Awards, Research, People, Mind & body

Stephen Hinshaw wins 2020 Sarnat Prize for mental health breakthroughs

By Yasmin Anwar

Psychology Professor Stephen Hinshaw
Photo courtesy of Stephen Hinshaw
Psychology Professor Stephen Hinshaw

Photo courtesy of Stephen Hinshaw

UC Berkeley psychologist Stephen Hinshaw has won the National Academy of Medicine’s 2020 Rhoda and Bernard Sarnat International Prize in Mental Health for his contributions to the understanding and treatment of mental health conditions in childhood and adolescence and for his efforts to reduce the stigma of mental illness.

The prize, which comes with a medal and $20,000, will be awarded at the academy’s virtual annual meeting on Oct. 19.  Hinshaw is the only scientist to win the Sarnat mental health award this year.

Hinshaw is being recognized for his efforts to challenge negative attitudes and beliefs about people with psychiatric disorders and his more than two decades of work with children and young adults, particularly girls, with attention deficit hyperactivity disorder (ADHD) through longitudinal studies and youth-based programs.

“Dr. Hinshaw’s work on ADHD has truly changed the field in many ways, impacting the treatment for millions of youth with ADHD in the U.S., let alone others internationally,” said Victor Dzau, president of the National Academy of Medicine.

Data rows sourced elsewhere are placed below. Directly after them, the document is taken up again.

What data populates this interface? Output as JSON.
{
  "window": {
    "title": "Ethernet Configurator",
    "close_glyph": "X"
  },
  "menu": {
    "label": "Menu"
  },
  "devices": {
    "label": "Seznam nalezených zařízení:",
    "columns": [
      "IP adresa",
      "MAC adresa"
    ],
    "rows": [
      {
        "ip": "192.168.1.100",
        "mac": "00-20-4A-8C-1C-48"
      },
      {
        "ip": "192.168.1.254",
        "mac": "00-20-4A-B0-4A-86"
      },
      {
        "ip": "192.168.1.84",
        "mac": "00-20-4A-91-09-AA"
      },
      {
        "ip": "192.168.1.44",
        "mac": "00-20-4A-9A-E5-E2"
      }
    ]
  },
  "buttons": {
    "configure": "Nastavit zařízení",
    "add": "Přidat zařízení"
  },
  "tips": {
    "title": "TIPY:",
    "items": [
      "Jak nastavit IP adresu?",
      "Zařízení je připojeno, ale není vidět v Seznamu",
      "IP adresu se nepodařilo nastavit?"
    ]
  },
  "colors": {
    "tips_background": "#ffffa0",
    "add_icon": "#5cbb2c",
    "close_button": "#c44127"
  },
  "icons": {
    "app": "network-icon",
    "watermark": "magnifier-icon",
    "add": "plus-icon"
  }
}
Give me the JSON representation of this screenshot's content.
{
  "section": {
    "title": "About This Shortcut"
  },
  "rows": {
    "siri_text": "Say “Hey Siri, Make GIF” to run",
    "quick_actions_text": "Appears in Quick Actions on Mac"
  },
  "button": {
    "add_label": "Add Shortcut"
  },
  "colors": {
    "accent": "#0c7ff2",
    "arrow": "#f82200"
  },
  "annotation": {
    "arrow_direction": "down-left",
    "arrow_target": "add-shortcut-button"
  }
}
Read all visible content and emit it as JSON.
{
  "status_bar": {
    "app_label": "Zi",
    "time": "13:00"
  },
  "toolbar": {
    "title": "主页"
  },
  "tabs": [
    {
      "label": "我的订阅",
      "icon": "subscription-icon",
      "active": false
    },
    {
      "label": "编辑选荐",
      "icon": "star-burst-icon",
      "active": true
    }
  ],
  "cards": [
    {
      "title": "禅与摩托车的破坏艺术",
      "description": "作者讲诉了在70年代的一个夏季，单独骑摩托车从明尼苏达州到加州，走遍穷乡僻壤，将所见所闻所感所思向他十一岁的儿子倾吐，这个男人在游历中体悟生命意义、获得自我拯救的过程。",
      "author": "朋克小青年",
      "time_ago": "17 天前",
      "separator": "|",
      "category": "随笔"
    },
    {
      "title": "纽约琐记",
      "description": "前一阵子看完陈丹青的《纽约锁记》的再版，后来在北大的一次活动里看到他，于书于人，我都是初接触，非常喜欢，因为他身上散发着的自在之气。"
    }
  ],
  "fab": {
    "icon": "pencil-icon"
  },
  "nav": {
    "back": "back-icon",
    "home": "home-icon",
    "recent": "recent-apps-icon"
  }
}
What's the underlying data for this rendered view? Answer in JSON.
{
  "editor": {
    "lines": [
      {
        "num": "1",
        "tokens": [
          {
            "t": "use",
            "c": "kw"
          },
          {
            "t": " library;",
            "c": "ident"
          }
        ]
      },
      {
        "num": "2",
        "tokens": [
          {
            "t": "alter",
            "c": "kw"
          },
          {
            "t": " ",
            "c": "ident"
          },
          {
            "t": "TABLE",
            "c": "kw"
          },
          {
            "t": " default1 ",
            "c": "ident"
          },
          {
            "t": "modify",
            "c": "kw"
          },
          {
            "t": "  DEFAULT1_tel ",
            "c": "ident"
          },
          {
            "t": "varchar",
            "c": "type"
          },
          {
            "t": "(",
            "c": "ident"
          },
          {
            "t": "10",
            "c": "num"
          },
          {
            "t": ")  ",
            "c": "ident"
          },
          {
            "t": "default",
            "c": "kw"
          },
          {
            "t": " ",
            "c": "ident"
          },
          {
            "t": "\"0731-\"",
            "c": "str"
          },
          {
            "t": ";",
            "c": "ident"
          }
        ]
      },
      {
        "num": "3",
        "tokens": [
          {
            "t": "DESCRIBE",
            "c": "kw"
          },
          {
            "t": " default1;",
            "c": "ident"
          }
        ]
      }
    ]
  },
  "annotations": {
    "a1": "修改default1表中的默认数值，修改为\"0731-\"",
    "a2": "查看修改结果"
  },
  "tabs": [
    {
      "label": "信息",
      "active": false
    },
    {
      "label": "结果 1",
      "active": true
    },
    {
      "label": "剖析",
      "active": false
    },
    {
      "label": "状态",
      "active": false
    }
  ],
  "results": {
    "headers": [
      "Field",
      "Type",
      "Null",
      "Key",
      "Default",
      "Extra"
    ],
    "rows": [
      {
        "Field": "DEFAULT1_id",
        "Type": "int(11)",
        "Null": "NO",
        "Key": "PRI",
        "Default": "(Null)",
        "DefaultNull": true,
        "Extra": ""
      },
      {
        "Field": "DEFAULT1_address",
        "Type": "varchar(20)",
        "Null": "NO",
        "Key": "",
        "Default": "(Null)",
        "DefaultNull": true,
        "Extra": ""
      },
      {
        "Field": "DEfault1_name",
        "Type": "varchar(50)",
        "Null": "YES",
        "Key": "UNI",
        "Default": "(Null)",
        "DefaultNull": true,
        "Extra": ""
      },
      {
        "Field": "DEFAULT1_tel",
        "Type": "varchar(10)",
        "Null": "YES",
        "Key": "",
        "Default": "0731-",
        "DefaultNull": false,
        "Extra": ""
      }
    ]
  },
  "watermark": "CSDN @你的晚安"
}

“His rigorous, multilevel research on child and adolescent mental health, deep engagement in treatment-related efforts, and his essential work regarding mental health stigma and related policy — in addition to remarkable leadership and mentorship of young scientists — make him most deserving of this important recognition,” he added.

Hinshaw is a longtime professor of psychology at Berkeley, serving as department chair from 2004 to 2011. Since 2015, he has also held appointments at UCSF as professor of psychiatry and as vice chair for child and adolescent psychology.

Last year, Hinshaw was named inaugural co-director of the Schwab Dyslexia and Cognitive Diversity Center , a joint initiative between Berkeley and UCSF.

He is the author of more than 360 research articles and chapters, plus 10 books that include his award-winning 2017 memoir , Another Kind of Madness: A Journey through the Stigma and Hope of Mental Illness.

Since 1992, the Sarnat Prize has been presented to individuals and groups that have demonstrated outstanding achievement in improving mental health. The award recognizes achievements in basic science, clinical applications and public policy.

The award is supported by an endowment created by Rhoda Sarnat, a clinical social worker, and Bernard Sarnat, a plastic and reconstructive surgeon. The couple’s concern about the destructive effects of mental illness inspired them to establish the award.

Established in 1970, the National Academy of Medicine is an independent nonprofit organization whose mission is “to improve health by advancing science, accelerating health equity, and providing independent, authoritative and trusted advice nationally and globally.”